I just finished this very touching account of Michael J. Fox's diagnosis of Parkinson's Disease and the way he initially tried to deny and hide it andI just finished this very touching account of Michael J. Fox's diagnosis of Parkinson's Disease and the way he initially tried to deny and hide it and eventually came to terms with not only the disease, but the way he can help others.
I always enjoy learning about the lives and paths of other people, particularly celebrities, politicians, or artists. The conversational style of the book immediately made me feel like I was an old friend. He speaks candidly of his struggles and fears and I found him very relateable.
There were a few things I really liked about this book. I enjoyed the premise of a girl able to talk to death and Death as a character rather than anThere were a few things I really liked about this book. I enjoyed the premise of a girl able to talk to death and Death as a character rather than an abstract concept. I also liked the way that this book deal with issues around death, like sorrow and grief of those left behind and the relationships that we all, as humans, have with death.

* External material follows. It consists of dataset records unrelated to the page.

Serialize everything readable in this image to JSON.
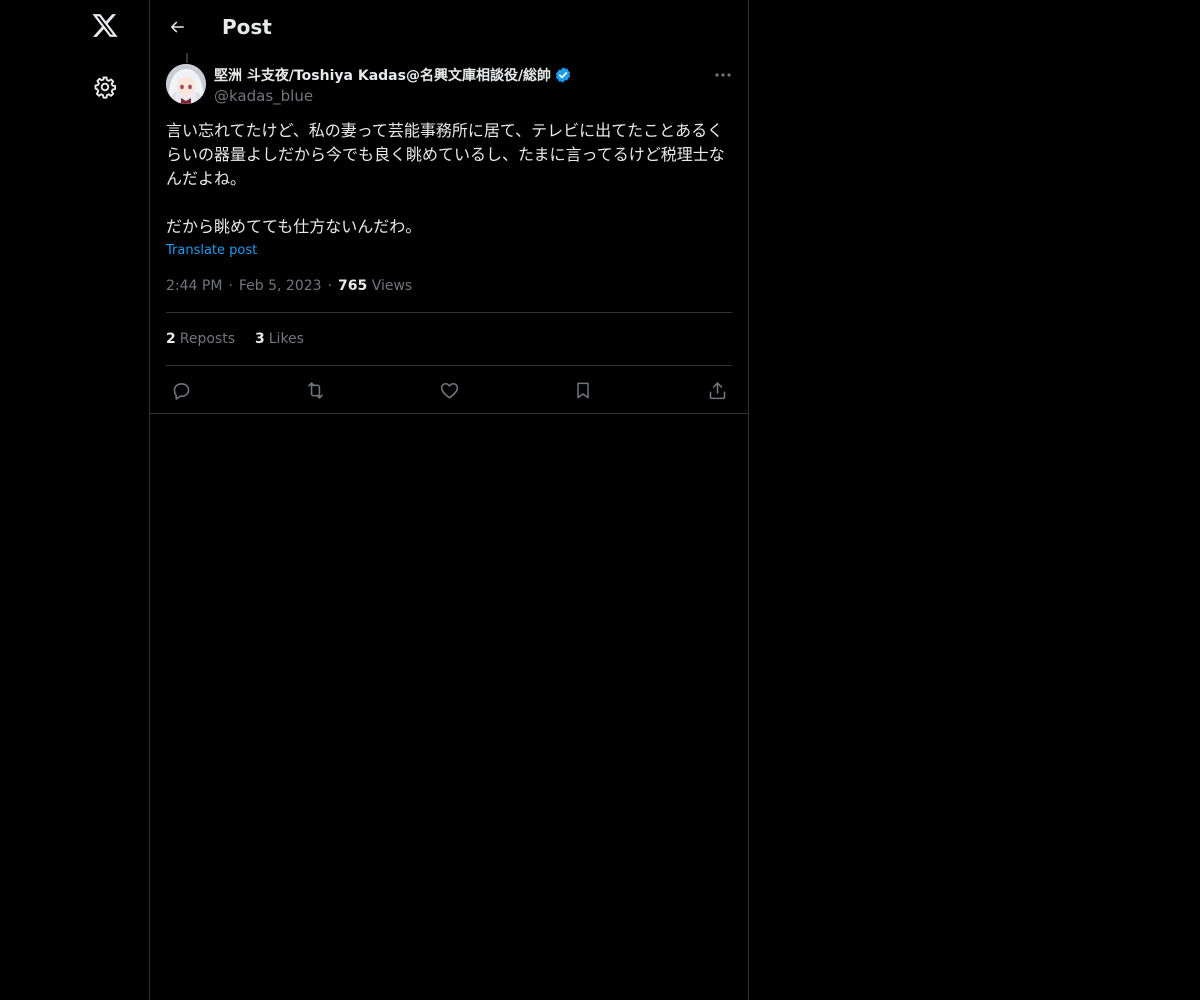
{
  "nav": {
    "logo_icon": "x-logo-icon",
    "settings_icon": "gear-icon"
  },
  "header": {
    "title": "Post",
    "back_icon": "arrow-left-icon"
  },
  "post": {
    "author_name": "堅洲 斗支夜/Toshiya Kadas@名興文庫相談役/総帥",
    "handle": "@kadas_blue",
    "verified": true,
    "text": "言い忘れてたけど、私の妻って芸能事務所に居て、テレビに出てたことあるくらいの器量よしだから今でも良く眺めているし、たまに言ってるけど税理士なんだよね。\n\nだから眺めてても仕方ないんだわ。",
    "translate_label": "Translate post",
    "time": "2:44 PM",
    "date": "Feb 5, 2023",
    "views_count": "765",
    "views_label": "Views",
    "reposts_count": "2",
    "reposts_label": "Reposts",
    "likes_count": "3",
    "likes_label": "Likes"
  },
  "actions": [
    "reply-icon",
    "repost-icon",
    "like-icon",
    "bookmark-icon",
    "share-icon"
  ],
  "colors": {
    "background": "#000000",
    "text": "#e7e9ea",
    "muted": "#71767b",
    "accent": "#1d9bf0",
    "border": "#2f3336"
  }
}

At times the prose was inspired and elevated the book.
There were a few things that I didn't really like about the book, including the use of first person. Many YA novels tend to use first person, but I've never been a fan of it. I feel like it places a lot of limitations on the story, especially when the character is an adolescent. I always feel like first person holds the story back from really blossoming. I felt the same way with The Hunger Games, and actually really enjoyed the way the movie was able to expand the world because it was no longer in that first person confines.
I also found that the virtue of this book was in the language and thoughts around death, but not in the outcome. The story was good, but somewhat predictable and there were moments that felt contrived. Overall, as measured against other books in the genre, I would give it a 3.5, since Goodreads won't let me I've given it a 3. Definitely above average, and worth a read (it's a short one)....more
For what the purpose of this text is, this book was good. It is a decent overview of some fundamental sociological theories that inform educational reFor what the purpose of this text is, this book was good. It is a decent overview of some fundamental sociological theories that inform educational research. The book is not particularly engaging, but it is also not boring. It gives good fundamentals and the context and history of these theories is solid....more
Marvin isn’t your typical kid. In fact, he’s a real smart-ass. His antics finally force his parents to send him away – For His Own Good. Plot Summary
Marvin isn’t your typical kid. In fact, he’s a real smart-ass. His antics finally force his parents to send him away – For His Own Good. That’s how he arrives at the Sandy Rivers Hilltop Ranch for Wayward Youths, Juveniles, and Young Adults, along with a bunch of other trouble making kids.
However, Marvin finds out pretty quickly that the ranch isn’t at all what it seems and it’s up to him and the friends – yes, friends for the first time in his life – to find out what’s going on and then get them out of what seems to be a hopeless predicament involving aliens, time-travel, and almost certain death.
This isn’t a book for everyone, but if you enjoy some humor in with your science fiction then you are in for a treat from D. S. Thornton. In a similar stylistic-vein as Terry Pratchett or Douglas Adams, this book is witty and at times laugh-out-loud funny. In many ways it is a coming of age story. Marvin goes from being an outcast and a misfit that no one understands to finding a place where he belongs, where he is not only understood, but also appreciated. I think people of any age can relate to that struggle to find your way, especially if you were one of those kids who didn’t exactly fit in.
I also generally enjoy sci-fi, particularly when the concepts involve space and time travel. I liked the way the book portrayed those concepts. The world of the book is easy to enter, mostly because it is just like our own at first. By the time the sci-fi elements come in, you’ve already gotten to know the characters and as they discover the reality of their situation so do you, easing you into it rather than plunging you into the universe.
As a writer I enjoyed the unique literary conventions the author plays with through the choice of the narrator and the excessive use of parenthetical interjections and massive footnotes. To some, following tangential footnotes might feel like an interruption, but to me they gave the book a unique flavor that made it stand out from other other YA fare. I always think it’s fun when authors experiment with technique and write playing with literary conventions. I read a lot, and I’ll read just about anything, so this variety is noticed and appreciated. Because of the footnotes, I think the book is better enjoyed using the print version, though the Kindle version does a fine job of getting you where you need to be and then back again. I enjoyed the unexpected choice of narrator, but I won’t give anything away. Perhaps you’ll figure it out sooner than I did.
All in all, I would recommend this book for lovers of sci-fi, humor, YA, and adventure. If you were a smart-ass kid you’ll probably enjoy it even more....more